- Work instruction
An exact copy of every entry below is required, and no picture may appear in it.

(Website and app data records)

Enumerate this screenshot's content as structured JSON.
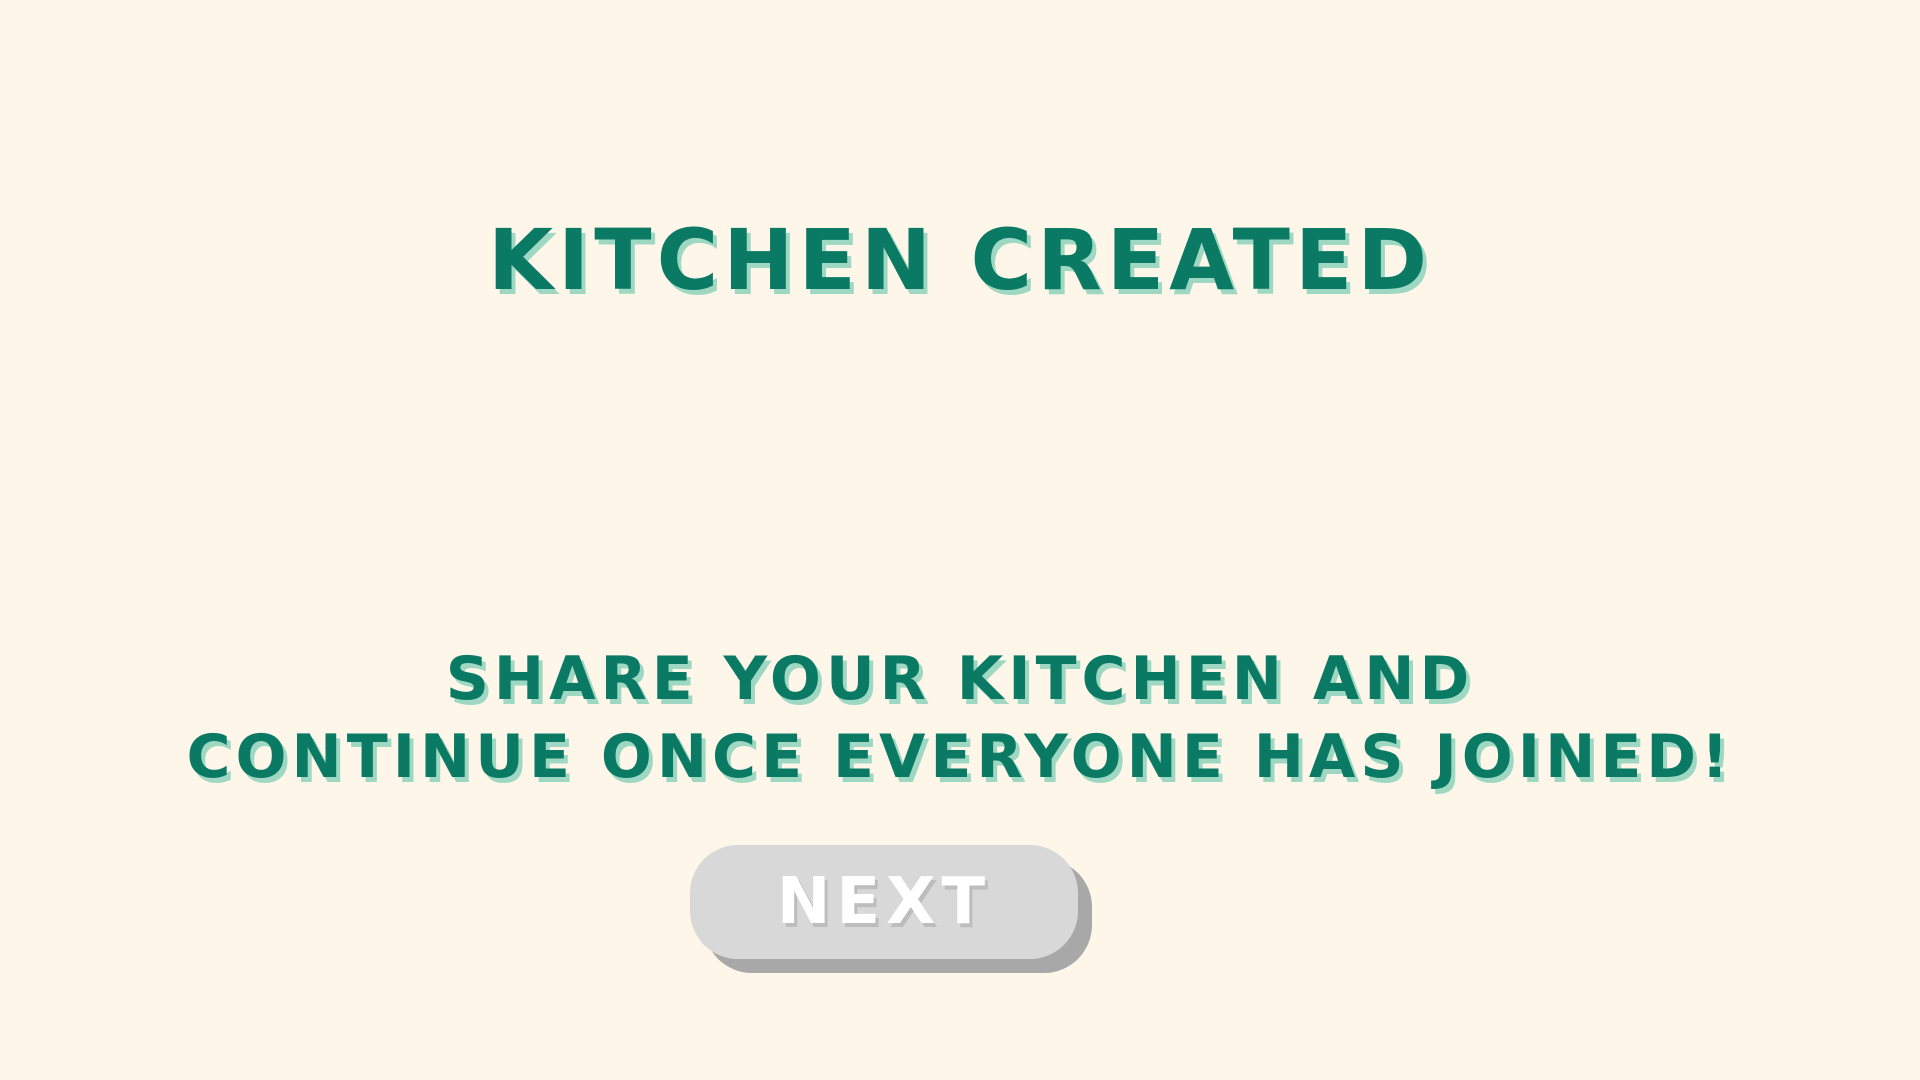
{
  "screen": {
    "title": "KITCHEN CREATED",
    "message_lines": [
      "SHARE YOUR KITCHEN AND",
      "CONTINUE ONCE EVERYONE HAS JOINED!"
    ],
    "next_button_label": "NEXT"
  },
  "colors": {
    "background": "#FDF6E9",
    "text_primary": "#0B7A65",
    "text_shadow": "#9FD8C2",
    "button_disabled": "#D8D8D8",
    "button_shadow": "#A8A8A8",
    "button_text": "#FFFFFF"
  }
}
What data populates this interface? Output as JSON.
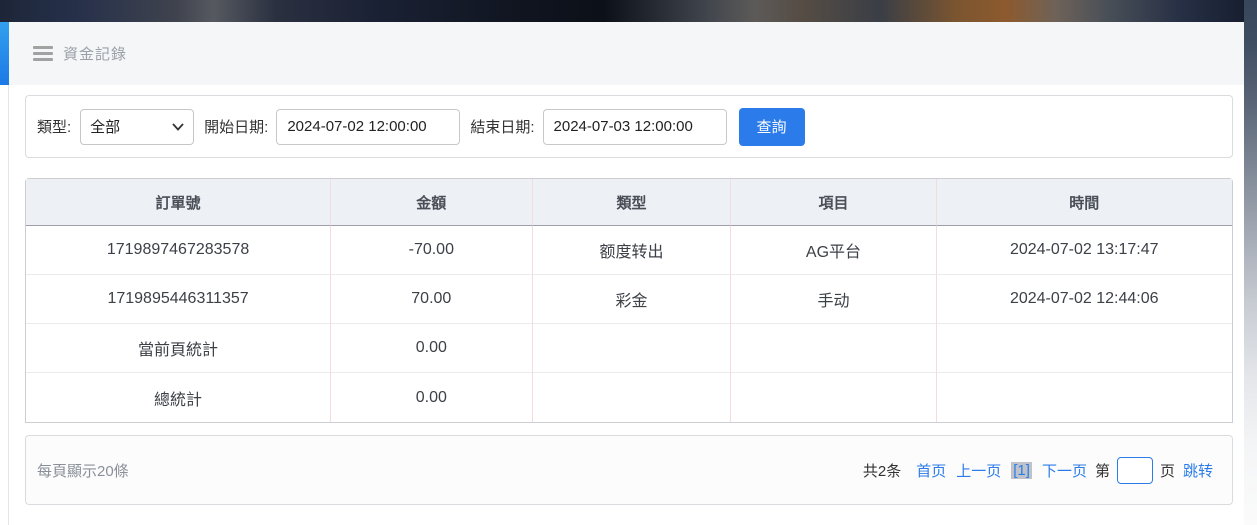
{
  "header": {
    "title": "資金記錄"
  },
  "filters": {
    "type_label": "類型:",
    "type_value": "全部",
    "start_label": "開始日期:",
    "start_value": "2024-07-02 12:00:00",
    "end_label": "結束日期:",
    "end_value": "2024-07-03 12:00:00",
    "search_button": "查詢"
  },
  "table": {
    "columns": [
      "訂單號",
      "金額",
      "類型",
      "項目",
      "時間"
    ],
    "rows": [
      [
        "1719897467283578",
        "-70.00",
        "额度转出",
        "AG平台",
        "2024-07-02 13:17:47"
      ],
      [
        "1719895446311357",
        "70.00",
        "彩金",
        "手动",
        "2024-07-02 12:44:06"
      ],
      [
        "當前頁統計",
        "0.00",
        "",
        "",
        ""
      ],
      [
        "總統計",
        "0.00",
        "",
        "",
        ""
      ]
    ]
  },
  "pagination": {
    "page_size_text": "每頁顯示20條",
    "total_text": "共2条",
    "first_link": "首页",
    "prev_link": "上一页",
    "current_page": "[1]",
    "next_link": "下一页",
    "goto_prefix": "第",
    "goto_value": "",
    "goto_suffix": "页",
    "jump_link": "跳转"
  },
  "colors": {
    "accent_blue": "#2b7cea",
    "active_sidebar_blue": "#2196ed",
    "table_divider_pink": "#f3dcdc"
  }
}
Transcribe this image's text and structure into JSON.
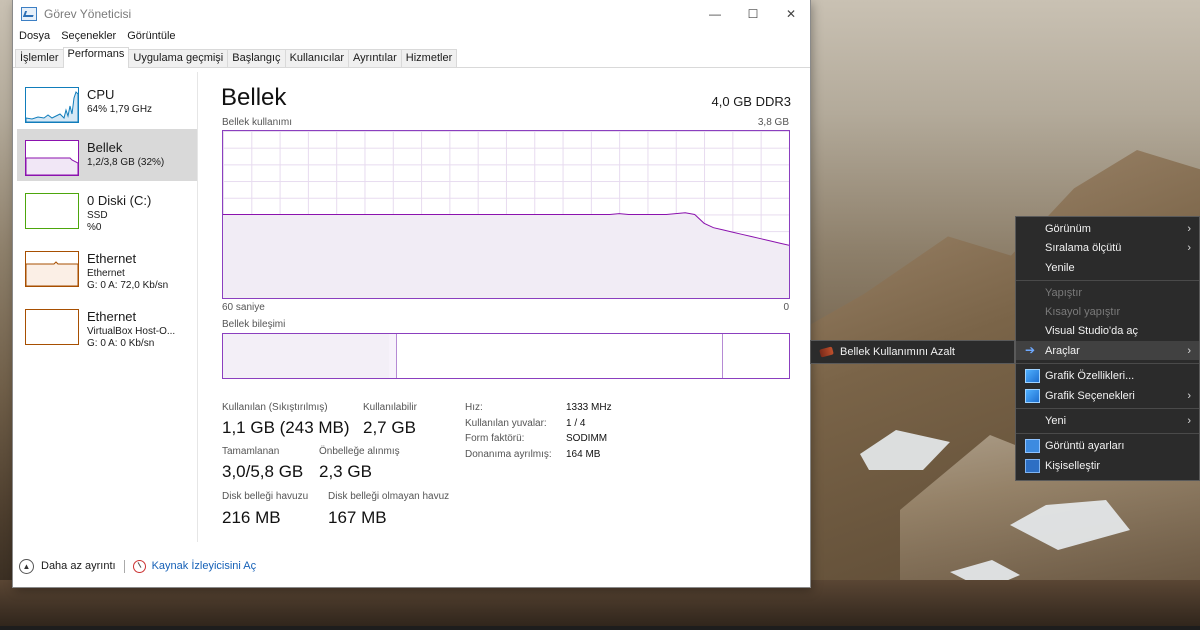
{
  "window": {
    "title": "Görev Yöneticisi",
    "controls": {
      "minimize": "—",
      "maximize": "☐",
      "close": "✕"
    }
  },
  "menu": [
    "Dosya",
    "Seçenekler",
    "Görüntüle"
  ],
  "tabs": [
    "İşlemler",
    "Performans",
    "Uygulama geçmişi",
    "Başlangıç",
    "Kullanıcılar",
    "Ayrıntılar",
    "Hizmetler"
  ],
  "active_tab": "Performans",
  "left_panel": {
    "items": [
      {
        "name": "CPU",
        "sub1": "64%  1,79 GHz",
        "sub2": "",
        "color": "#117dbb"
      },
      {
        "name": "Bellek",
        "sub1": "1,2/3,8 GB (32%)",
        "sub2": "",
        "color": "#8b12ae"
      },
      {
        "name": "0 Diski (C:)",
        "sub1": "SSD",
        "sub2": "%0",
        "color": "#4da60c"
      },
      {
        "name": "Ethernet",
        "sub1": "Ethernet",
        "sub2": "G: 0 A: 72,0 Kb/sn",
        "color": "#a74f01"
      },
      {
        "name": "Ethernet",
        "sub1": "VirtualBox Host-O...",
        "sub2": "G: 0 A: 0 Kb/sn",
        "color": "#a74f01"
      }
    ]
  },
  "main": {
    "title": "Bellek",
    "mem_type": "4,0 GB DDR3",
    "usage_label": "Bellek kullanımı",
    "usage_max": "3,8 GB",
    "x_left": "60 saniye",
    "x_right": "0",
    "composition_label": "Bellek bileşimi",
    "stats": {
      "in_use_label": "Kullanılan (Sıkıştırılmış)",
      "in_use_value": "1,1 GB (243 MB)",
      "available_label": "Kullanılabilir",
      "available_value": "2,7 GB",
      "committed_label": "Tamamlanan",
      "committed_value": "3,0/5,8 GB",
      "cached_label": "Önbelleğe alınmış",
      "cached_value": "2,3 GB",
      "paged_label": "Disk belleği havuzu",
      "paged_value": "216 MB",
      "nonpaged_label": "Disk belleği olmayan havuz",
      "nonpaged_value": "167 MB"
    },
    "specs": [
      {
        "label": "Hız:",
        "value": "1333 MHz"
      },
      {
        "label": "Kullanılan yuvalar:",
        "value": "1 / 4"
      },
      {
        "label": "Form faktörü:",
        "value": "SODIMM"
      },
      {
        "label": "Donanıma ayrılmış:",
        "value": "164 MB"
      }
    ]
  },
  "footer": {
    "fewer_details": "Daha az ayrıntı",
    "resource_monitor": "Kaynak İzleyicisini Aç"
  },
  "context_menu": {
    "items": [
      {
        "label": "Görünüm",
        "submenu": true,
        "disabled": false,
        "icon": ""
      },
      {
        "label": "Sıralama ölçütü",
        "submenu": true,
        "disabled": false,
        "icon": ""
      },
      {
        "label": "Yenile",
        "submenu": false,
        "disabled": false,
        "icon": ""
      },
      {
        "label": "Yapıştır",
        "submenu": false,
        "disabled": true,
        "icon": ""
      },
      {
        "label": "Kısayol yapıştır",
        "submenu": false,
        "disabled": true,
        "icon": ""
      },
      {
        "label": "Visual Studio'da aç",
        "submenu": false,
        "disabled": false,
        "icon": ""
      },
      {
        "label": "Araçlar",
        "submenu": true,
        "disabled": false,
        "icon": "arrow-icon"
      },
      {
        "label": "Grafik Özellikleri...",
        "submenu": false,
        "disabled": false,
        "icon": "graphics-icon"
      },
      {
        "label": "Grafik Seçenekleri",
        "submenu": true,
        "disabled": false,
        "icon": "graphics-icon"
      },
      {
        "label": "Yeni",
        "submenu": true,
        "disabled": false,
        "icon": ""
      },
      {
        "label": "Görüntü ayarları",
        "submenu": false,
        "disabled": false,
        "icon": "display-icon"
      },
      {
        "label": "Kişiselleştir",
        "submenu": false,
        "disabled": false,
        "icon": "personalize-icon"
      }
    ],
    "submenu_item": "Bellek Kullanımını Azalt"
  },
  "memory_graph": {
    "max_gb": 3.8,
    "seconds": 60,
    "usage_gb": [
      1.9,
      1.9,
      1.9,
      1.9,
      1.9,
      1.9,
      1.9,
      1.9,
      1.9,
      1.9,
      1.9,
      1.9,
      1.9,
      1.9,
      1.9,
      1.9,
      1.9,
      1.9,
      1.9,
      1.9,
      1.9,
      1.9,
      1.9,
      1.9,
      1.9,
      1.9,
      1.9,
      1.9,
      1.9,
      1.9,
      1.9,
      1.9,
      1.9,
      1.9,
      1.9,
      1.9,
      1.9,
      1.9,
      1.9,
      1.9,
      1.9,
      1.9,
      1.92,
      1.9,
      1.9,
      1.9,
      1.9,
      1.9,
      1.92,
      1.94,
      1.9,
      1.7,
      1.6,
      1.55,
      1.5,
      1.45,
      1.4,
      1.35,
      1.3,
      1.25,
      1.2
    ]
  }
}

- Result for this task
Enumerate this screenshot's content as structured JSON.
{
  "screen": {
    "title": "KITCHEN CREATED",
    "message_lines": [
      "SHARE YOUR KITCHEN AND",
      "CONTINUE ONCE EVERYONE HAS JOINED!"
    ],
    "next_button_label": "NEXT"
  },
  "colors": {
    "background": "#FDF6E9",
    "text_primary": "#0B7A65",
    "text_shadow": "#9FD8C2",
    "button_disabled": "#D8D8D8",
    "button_shadow": "#A8A8A8",
    "button_text": "#FFFFFF"
  }
}
What data populates this interface? Output as JSON.
{
  "header": {
    "title": "資金記錄"
  },
  "filters": {
    "type_label": "類型:",
    "type_value": "全部",
    "start_label": "開始日期:",
    "start_value": "2024-07-02 12:00:00",
    "end_label": "結束日期:",
    "end_value": "2024-07-03 12:00:00",
    "search_button": "查詢"
  },
  "table": {
    "columns": [
      "訂單號",
      "金額",
      "類型",
      "項目",
      "時間"
    ],
    "rows": [
      [
        "1719897467283578",
        "-70.00",
        "额度转出",
        "AG平台",
        "2024-07-02 13:17:47"
      ],
      [
        "1719895446311357",
        "70.00",
        "彩金",
        "手动",
        "2024-07-02 12:44:06"
      ],
      [
        "當前頁統計",
        "0.00",
        "",
        "",
        ""
      ],
      [
        "總統計",
        "0.00",
        "",
        "",
        ""
      ]
    ]
  },
  "pagination": {
    "page_size_text": "每頁顯示20條",
    "total_text": "共2条",
    "first_link": "首页",
    "prev_link": "上一页",
    "current_page": "[1]",
    "next_link": "下一页",
    "goto_prefix": "第",
    "goto_value": "",
    "goto_suffix": "页",
    "jump_link": "跳转"
  },
  "colors": {
    "accent_blue": "#2b7cea",
    "active_sidebar_blue": "#2196ed",
    "table_divider_pink": "#f3dcdc"
  }
}
Transcribe this image's text and structure into JSON.
{
  "window": {
    "title": "Görev Yöneticisi",
    "controls": {
      "minimize": "—",
      "maximize": "☐",
      "close": "✕"
    }
  },
  "menu": [
    "Dosya",
    "Seçenekler",
    "Görüntüle"
  ],
  "tabs": [
    "İşlemler",
    "Performans",
    "Uygulama geçmişi",
    "Başlangıç",
    "Kullanıcılar",
    "Ayrıntılar",
    "Hizmetler"
  ],
  "active_tab": "Performans",
  "left_panel": {
    "items": [
      {
        "name": "CPU",
        "sub1": "64%  1,79 GHz",
        "sub2": "",
        "color": "#117dbb"
      },
      {
        "name": "Bellek",
        "sub1": "1,2/3,8 GB (32%)",
        "sub2": "",
        "color": "#8b12ae"
      },
      {
        "name": "0 Diski (C:)",
        "sub1": "SSD",
        "sub2": "%0",
        "color": "#4da60c"
      },
      {
        "name": "Ethernet",
        "sub1": "Ethernet",
        "sub2": "G: 0 A: 72,0 Kb/sn",
        "color": "#a74f01"
      },
      {
        "name": "Ethernet",
        "sub1": "VirtualBox Host-O...",
        "sub2": "G: 0 A: 0 Kb/sn",
        "color": "#a74f01"
      }
    ]
  },
  "main": {
    "title": "Bellek",
    "mem_type": "4,0 GB DDR3",
    "usage_label": "Bellek kullanımı",
    "usage_max": "3,8 GB",
    "x_left": "60 saniye",
    "x_right": "0",
    "composition_label": "Bellek bileşimi",
    "stats": {
      "in_use_label": "Kullanılan (Sıkıştırılmış)",
      "in_use_value": "1,1 GB (243 MB)",
      "available_label": "Kullanılabilir",
      "available_value": "2,7 GB",
      "committed_label": "Tamamlanan",
      "committed_value": "3,0/5,8 GB",
      "cached_label": "Önbelleğe alınmış",
      "cached_value": "2,3 GB",
      "paged_label": "Disk belleği havuzu",
      "paged_value": "216 MB",
      "nonpaged_label": "Disk belleği olmayan havuz",
      "nonpaged_value": "167 MB"
    },
    "specs": [
      {
        "label": "Hız:",
        "value": "1333 MHz"
      },
      {
        "label": "Kullanılan yuvalar:",
        "value": "1 / 4"
      },
      {
        "label": "Form faktörü:",
        "value": "SODIMM"
      },
      {
        "label": "Donanıma ayrılmış:",
        "value": "164 MB"
      }
    ]
  },
  "footer": {
    "fewer_details": "Daha az ayrıntı",
    "resource_monitor": "Kaynak İzleyicisini Aç"
  },
  "context_menu": {
    "items": [
      {
        "label": "Görünüm",
        "submenu": true,
        "disabled": false,
        "icon": ""
      },
      {
        "label": "Sıralama ölçütü",
        "submenu": true,
        "disabled": false,
        "icon": ""
      },
      {
        "label": "Yenile",
        "submenu": false,
        "disabled": false,
        "icon": ""
      },
      {
        "label": "Yapıştır",
        "submenu": false,
        "disabled": true,
        "icon": ""
      },
      {
        "label": "Kısayol yapıştır",
        "submenu": false,
        "disabled": true,
        "icon": ""
      },
      {
        "label": "Visual Studio'da aç",
        "submenu": false,
        "disabled": false,
        "icon": ""
      },
      {
        "label": "Araçlar",
        "submenu": true,
        "disabled": false,
        "icon": "arrow-icon"
      },
      {
        "label": "Grafik Özellikleri...",
        "submenu": false,
        "disabled": false,
        "icon": "graphics-icon"
      },
      {
        "label": "Grafik Seçenekleri",
        "submenu": true,
        "disabled": false,
        "icon": "graphics-icon"
      },
      {
        "label": "Yeni",
        "submenu": true,
        "disabled": false,
        "icon": ""
      },
      {
        "label": "Görüntü ayarları",
        "submenu": false,
        "disabled": false,
        "icon": "display-icon"
      },
      {
        "label": "Kişiselleştir",
        "submenu": false,
        "disabled": false,
        "icon": "personalize-icon"
      }
    ],
    "submenu_item": "Bellek Kullanımını Azalt"
  },
  "memory_graph": {
    "max_gb": 3.8,
    "seconds": 60,
    "usage_gb": [
      1.9,
      1.9,
      1.9,
      1.9,
      1.9,
      1.9,
      1.9,
      1.9,
      1.9,
      1.9,
      1.9,
      1.9,
      1.9,
      1.9,
      1.9,
      1.9,
      1.9,
      1.9,
      1.9,
      1.9,
      1.9,
      1.9,
      1.9,
      1.9,
      1.9,
      1.9,
      1.9,
      1.9,
      1.9,
      1.9,
      1.9,
      1.9,
      1.9,
      1.9,
      1.9,
      1.9,
      1.9,
      1.9,
      1.9,
      1.9,
      1.9,
      1.9,
      1.92,
      1.9,
      1.9,
      1.9,
      1.9,
      1.9,
      1.92,
      1.94,
      1.9,
      1.7,
      1.6,
      1.55,
      1.5,
      1.45,
      1.4,
      1.35,
      1.3,
      1.25,
      1.2
    ]
  }
}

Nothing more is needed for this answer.